» **Work to be completed**:
Please report how many lines below contain "JSON", writing nothing except the number.

[Data items]
⁂

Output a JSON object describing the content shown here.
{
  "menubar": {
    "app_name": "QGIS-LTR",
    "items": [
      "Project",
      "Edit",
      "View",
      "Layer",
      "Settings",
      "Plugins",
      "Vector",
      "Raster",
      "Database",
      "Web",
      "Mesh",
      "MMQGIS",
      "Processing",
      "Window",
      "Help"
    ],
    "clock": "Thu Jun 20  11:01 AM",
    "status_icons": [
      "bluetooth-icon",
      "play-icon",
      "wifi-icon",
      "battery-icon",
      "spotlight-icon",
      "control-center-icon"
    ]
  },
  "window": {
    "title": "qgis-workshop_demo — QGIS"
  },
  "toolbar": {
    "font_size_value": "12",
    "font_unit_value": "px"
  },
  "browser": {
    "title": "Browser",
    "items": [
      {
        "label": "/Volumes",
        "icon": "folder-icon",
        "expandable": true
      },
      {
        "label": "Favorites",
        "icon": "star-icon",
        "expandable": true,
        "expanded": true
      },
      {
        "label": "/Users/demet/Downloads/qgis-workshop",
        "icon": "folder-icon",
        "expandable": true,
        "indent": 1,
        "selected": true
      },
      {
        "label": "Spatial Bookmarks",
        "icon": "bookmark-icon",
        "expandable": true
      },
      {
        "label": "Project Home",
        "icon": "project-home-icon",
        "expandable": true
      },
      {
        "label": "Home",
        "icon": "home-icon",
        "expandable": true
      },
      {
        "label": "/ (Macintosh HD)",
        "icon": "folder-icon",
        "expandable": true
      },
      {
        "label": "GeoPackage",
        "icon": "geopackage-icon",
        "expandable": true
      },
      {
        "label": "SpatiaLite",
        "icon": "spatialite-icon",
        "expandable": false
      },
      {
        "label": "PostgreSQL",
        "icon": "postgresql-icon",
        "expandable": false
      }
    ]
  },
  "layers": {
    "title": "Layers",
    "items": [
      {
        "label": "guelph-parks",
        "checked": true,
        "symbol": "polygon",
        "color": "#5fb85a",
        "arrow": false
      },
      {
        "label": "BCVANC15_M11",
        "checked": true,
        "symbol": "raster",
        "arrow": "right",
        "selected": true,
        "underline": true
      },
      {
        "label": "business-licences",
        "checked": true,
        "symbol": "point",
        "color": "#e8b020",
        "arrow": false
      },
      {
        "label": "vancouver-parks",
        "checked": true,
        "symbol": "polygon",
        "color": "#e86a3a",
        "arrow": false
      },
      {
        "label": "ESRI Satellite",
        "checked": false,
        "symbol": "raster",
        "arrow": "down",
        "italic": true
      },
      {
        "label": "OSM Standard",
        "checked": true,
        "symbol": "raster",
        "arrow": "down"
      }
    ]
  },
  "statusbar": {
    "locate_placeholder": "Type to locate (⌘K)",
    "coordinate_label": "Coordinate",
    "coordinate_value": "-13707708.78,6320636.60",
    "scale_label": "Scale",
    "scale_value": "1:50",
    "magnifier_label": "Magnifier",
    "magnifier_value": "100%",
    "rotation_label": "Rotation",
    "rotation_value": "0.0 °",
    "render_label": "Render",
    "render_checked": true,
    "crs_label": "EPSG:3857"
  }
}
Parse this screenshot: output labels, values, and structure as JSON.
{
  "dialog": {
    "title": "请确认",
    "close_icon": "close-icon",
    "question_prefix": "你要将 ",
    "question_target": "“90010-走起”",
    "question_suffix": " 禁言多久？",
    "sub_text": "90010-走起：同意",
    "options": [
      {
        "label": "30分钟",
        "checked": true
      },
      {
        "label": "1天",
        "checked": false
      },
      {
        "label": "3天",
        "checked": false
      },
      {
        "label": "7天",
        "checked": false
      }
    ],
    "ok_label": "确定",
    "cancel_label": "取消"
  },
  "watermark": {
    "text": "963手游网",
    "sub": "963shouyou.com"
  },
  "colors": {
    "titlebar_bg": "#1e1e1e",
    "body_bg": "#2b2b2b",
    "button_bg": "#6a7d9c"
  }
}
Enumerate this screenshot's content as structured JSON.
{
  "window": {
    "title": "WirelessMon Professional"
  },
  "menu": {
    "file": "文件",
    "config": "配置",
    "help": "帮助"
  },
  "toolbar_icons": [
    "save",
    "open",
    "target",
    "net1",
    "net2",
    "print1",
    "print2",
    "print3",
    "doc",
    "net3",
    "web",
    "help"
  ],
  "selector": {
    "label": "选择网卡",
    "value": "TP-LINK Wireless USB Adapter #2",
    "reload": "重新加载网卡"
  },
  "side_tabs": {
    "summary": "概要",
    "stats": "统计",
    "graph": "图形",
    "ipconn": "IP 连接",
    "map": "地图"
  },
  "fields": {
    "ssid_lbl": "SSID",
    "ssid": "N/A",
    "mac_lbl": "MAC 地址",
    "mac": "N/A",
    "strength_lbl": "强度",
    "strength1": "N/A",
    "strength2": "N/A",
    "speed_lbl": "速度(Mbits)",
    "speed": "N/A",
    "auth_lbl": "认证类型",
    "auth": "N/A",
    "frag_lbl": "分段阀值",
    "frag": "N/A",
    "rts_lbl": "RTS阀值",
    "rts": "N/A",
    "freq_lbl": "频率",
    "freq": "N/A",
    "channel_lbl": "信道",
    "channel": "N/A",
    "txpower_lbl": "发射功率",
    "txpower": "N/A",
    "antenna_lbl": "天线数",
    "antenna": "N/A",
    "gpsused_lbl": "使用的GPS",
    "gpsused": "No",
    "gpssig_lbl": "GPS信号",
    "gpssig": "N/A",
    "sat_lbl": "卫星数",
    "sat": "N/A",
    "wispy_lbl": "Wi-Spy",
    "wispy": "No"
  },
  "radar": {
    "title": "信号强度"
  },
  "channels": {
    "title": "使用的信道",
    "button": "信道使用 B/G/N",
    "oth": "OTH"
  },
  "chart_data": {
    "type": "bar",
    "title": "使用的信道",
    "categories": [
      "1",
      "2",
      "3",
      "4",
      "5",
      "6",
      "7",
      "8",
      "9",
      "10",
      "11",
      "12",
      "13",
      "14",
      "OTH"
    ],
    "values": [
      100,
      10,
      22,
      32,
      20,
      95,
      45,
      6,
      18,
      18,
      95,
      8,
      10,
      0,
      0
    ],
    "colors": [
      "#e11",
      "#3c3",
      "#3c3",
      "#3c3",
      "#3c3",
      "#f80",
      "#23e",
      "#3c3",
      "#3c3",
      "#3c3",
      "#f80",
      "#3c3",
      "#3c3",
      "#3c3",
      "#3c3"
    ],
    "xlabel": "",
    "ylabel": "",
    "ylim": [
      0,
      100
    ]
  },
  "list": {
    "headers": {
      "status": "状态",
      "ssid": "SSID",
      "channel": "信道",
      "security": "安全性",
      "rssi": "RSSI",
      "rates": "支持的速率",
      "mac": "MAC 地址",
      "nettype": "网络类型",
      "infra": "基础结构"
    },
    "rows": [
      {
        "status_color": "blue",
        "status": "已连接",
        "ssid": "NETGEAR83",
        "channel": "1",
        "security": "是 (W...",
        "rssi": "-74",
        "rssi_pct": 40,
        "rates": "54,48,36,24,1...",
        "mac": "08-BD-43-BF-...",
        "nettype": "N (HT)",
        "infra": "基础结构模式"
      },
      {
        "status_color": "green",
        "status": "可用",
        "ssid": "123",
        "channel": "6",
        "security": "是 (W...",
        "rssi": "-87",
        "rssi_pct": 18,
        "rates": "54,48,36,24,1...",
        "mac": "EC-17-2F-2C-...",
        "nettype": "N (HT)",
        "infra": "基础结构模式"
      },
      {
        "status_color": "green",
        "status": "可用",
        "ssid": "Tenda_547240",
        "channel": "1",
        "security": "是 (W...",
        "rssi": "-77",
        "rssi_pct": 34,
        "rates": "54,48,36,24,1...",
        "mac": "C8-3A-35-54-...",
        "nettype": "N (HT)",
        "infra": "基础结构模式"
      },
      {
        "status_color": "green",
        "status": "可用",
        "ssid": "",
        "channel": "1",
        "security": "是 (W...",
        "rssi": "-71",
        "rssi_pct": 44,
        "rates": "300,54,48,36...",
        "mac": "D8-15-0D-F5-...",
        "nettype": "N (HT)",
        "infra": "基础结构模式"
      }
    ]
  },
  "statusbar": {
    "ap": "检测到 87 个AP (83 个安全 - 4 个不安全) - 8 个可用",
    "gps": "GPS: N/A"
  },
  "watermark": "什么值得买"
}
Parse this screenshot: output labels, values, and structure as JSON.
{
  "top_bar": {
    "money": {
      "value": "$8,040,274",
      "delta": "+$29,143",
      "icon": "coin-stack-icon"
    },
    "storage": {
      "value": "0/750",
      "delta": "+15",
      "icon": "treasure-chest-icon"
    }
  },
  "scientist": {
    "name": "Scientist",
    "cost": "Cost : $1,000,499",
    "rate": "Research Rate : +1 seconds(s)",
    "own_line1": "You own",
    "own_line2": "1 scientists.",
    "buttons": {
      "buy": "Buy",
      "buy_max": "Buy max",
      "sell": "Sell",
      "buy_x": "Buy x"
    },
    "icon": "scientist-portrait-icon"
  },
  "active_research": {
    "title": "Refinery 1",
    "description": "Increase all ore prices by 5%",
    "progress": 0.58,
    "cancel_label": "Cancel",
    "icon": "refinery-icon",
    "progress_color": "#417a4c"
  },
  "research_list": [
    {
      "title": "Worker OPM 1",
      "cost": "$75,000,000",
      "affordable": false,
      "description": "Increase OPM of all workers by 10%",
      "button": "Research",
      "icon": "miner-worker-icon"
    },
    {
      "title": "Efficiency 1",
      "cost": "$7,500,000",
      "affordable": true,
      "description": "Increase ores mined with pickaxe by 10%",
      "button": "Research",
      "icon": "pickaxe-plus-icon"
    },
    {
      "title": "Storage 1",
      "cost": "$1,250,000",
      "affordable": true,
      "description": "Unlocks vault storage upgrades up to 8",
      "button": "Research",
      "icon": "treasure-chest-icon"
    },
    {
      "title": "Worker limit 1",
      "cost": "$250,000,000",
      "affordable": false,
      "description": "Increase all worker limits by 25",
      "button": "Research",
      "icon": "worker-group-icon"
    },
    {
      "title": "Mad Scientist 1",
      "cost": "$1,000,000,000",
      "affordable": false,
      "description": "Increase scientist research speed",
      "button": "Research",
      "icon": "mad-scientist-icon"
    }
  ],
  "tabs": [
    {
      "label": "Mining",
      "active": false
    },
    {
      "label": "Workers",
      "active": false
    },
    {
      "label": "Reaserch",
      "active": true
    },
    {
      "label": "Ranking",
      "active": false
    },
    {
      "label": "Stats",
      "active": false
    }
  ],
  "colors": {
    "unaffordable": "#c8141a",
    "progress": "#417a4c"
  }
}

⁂

» **Task response**:
4